"Domestic demand has been good as usual," a Taiwanese producer said. "And our export volume has been stable too."

Taiwan's gasoline consumption rose 3% year on year in 2015, but supplies have increased 4% during the same period, government data showed.

Exacerbating the oversupply, China's voracious appetite for gasoline blendstocks such as reformate has been drawing cargoes to Asia from outside the region.

Reformate has been exported in larger quantity from Europe to China on board Long Range 2 tankers so far this month, compared to Medium Range tankers in February, shipping sources said Thursday.

A total of 320,000 mt of reformate has been fixed to Asia so far in March, up from 285,000 mt in all of February. Almost all of the cargoes are expect to go to China for gasoline blending.

China produces much more gasoline than it consumes, so each month the country ships out around 500,000 mt of the fuel, mainly to Singapore, before the supply is resold to other Southeast Asian countries.

China's current domestic prices are more attractive than export prices, due to a new pricing mechanism introduced by the government to support domestic producers. But when international oil prices rise higher, Chinese exports are expected to resume in large quantities, trade sources said.

"That would further pressurize the cracks," said a source at an Asian refinery. "Unless cracks fall further down ... refinery cuts will take some more time.

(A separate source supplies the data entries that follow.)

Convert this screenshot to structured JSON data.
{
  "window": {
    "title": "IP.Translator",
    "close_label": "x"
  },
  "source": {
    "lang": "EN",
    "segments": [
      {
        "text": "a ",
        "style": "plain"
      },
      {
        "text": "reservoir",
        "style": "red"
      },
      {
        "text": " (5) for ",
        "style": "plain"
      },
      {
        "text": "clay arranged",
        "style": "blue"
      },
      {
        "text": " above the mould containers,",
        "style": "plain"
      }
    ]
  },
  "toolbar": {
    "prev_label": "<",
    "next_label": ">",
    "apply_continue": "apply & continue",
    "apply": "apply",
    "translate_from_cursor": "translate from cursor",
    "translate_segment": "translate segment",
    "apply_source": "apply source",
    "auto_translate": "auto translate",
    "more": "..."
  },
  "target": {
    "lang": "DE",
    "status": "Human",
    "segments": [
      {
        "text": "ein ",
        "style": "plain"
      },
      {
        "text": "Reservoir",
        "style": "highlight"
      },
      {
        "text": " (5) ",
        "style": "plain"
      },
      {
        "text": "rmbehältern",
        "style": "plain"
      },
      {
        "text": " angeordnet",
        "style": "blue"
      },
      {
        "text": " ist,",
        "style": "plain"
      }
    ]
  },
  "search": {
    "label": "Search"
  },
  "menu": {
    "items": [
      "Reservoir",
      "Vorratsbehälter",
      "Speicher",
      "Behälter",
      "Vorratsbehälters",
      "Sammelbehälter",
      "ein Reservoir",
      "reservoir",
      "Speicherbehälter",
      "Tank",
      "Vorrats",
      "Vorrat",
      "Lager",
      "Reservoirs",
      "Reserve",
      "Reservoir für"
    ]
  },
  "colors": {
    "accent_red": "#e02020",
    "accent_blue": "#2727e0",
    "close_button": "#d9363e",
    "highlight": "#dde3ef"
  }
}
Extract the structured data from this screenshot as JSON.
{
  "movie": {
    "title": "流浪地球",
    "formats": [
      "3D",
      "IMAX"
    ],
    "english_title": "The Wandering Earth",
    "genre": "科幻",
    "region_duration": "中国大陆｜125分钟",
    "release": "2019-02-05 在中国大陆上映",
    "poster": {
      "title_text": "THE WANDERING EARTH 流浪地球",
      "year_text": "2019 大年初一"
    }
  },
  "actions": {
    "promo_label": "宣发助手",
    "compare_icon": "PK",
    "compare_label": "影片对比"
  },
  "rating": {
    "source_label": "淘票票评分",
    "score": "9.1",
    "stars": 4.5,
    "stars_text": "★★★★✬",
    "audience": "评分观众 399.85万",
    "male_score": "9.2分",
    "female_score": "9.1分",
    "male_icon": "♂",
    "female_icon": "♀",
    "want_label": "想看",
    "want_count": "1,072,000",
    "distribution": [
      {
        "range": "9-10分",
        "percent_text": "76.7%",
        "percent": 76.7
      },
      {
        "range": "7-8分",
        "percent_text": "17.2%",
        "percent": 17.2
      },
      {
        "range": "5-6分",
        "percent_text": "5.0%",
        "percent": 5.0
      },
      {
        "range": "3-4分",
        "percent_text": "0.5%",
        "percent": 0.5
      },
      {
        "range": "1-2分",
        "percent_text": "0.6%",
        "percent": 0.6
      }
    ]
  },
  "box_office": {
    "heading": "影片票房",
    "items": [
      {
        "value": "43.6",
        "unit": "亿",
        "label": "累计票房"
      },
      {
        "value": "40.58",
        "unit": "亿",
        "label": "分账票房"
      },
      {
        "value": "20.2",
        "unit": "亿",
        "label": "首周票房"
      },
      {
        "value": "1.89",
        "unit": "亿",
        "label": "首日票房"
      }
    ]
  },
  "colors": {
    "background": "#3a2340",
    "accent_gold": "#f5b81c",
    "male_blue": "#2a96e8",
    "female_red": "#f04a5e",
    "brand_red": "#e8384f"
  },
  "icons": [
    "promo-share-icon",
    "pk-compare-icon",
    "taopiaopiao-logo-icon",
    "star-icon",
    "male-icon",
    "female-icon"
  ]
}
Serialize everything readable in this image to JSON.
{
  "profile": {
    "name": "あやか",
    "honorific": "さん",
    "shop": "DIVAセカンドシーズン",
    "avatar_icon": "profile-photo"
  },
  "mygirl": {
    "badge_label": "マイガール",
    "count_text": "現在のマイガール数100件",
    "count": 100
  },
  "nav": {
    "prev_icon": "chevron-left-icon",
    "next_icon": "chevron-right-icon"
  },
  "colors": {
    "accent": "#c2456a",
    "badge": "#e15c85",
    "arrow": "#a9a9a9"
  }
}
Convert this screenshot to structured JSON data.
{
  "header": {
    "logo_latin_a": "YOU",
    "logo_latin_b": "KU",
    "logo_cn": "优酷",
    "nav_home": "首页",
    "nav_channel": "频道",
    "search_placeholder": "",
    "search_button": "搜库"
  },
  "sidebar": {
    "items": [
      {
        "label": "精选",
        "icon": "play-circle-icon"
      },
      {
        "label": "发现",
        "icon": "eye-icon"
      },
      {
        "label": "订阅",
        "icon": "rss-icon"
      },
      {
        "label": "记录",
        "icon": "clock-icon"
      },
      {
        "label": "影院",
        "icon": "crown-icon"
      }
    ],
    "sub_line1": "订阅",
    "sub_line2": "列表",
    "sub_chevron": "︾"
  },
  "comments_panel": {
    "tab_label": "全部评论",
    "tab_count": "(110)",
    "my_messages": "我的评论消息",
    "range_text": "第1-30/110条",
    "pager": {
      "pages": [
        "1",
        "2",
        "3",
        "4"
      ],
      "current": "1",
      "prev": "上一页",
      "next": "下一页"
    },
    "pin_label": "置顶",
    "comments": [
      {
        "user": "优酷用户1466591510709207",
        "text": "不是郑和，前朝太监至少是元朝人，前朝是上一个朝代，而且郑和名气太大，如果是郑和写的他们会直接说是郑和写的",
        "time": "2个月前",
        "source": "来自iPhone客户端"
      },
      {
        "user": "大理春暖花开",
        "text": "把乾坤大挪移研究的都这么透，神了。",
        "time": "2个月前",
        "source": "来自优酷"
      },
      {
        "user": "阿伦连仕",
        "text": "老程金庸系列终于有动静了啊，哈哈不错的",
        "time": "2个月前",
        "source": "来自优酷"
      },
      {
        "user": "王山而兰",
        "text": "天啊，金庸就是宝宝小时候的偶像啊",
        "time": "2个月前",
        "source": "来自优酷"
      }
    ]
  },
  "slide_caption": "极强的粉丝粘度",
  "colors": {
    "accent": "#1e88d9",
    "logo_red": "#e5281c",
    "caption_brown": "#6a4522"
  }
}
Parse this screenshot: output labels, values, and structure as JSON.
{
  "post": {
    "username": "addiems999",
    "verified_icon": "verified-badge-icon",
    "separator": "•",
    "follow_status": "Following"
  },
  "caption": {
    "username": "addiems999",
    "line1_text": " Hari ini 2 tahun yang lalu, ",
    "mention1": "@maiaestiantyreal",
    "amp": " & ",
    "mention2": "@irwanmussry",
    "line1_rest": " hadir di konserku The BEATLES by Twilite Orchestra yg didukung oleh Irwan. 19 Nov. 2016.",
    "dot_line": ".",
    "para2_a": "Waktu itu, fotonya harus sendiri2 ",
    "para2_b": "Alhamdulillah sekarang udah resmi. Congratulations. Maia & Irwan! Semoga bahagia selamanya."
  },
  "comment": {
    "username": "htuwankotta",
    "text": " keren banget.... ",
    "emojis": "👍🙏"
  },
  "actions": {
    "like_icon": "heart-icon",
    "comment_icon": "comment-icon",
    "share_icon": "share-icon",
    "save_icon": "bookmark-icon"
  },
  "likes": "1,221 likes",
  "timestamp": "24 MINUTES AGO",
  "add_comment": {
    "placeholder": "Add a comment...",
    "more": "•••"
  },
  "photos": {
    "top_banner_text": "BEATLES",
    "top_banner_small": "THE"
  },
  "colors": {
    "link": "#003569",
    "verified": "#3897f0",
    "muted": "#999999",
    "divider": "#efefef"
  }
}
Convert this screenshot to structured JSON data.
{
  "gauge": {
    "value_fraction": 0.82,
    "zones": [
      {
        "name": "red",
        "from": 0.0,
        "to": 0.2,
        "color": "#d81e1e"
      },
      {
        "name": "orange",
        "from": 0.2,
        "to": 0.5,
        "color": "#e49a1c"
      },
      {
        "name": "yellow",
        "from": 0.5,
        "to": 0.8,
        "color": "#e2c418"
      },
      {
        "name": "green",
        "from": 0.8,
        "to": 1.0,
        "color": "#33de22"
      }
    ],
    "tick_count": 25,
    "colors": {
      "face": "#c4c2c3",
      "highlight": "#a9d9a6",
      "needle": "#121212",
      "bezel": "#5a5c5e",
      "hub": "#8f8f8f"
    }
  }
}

It's survival of the fittest, and the first ones to succumb should be the Europeans."

--Dexter Wang, dex.wang@platts.com
--Edited by Meghan Gordon, meghan.gordon@platts.com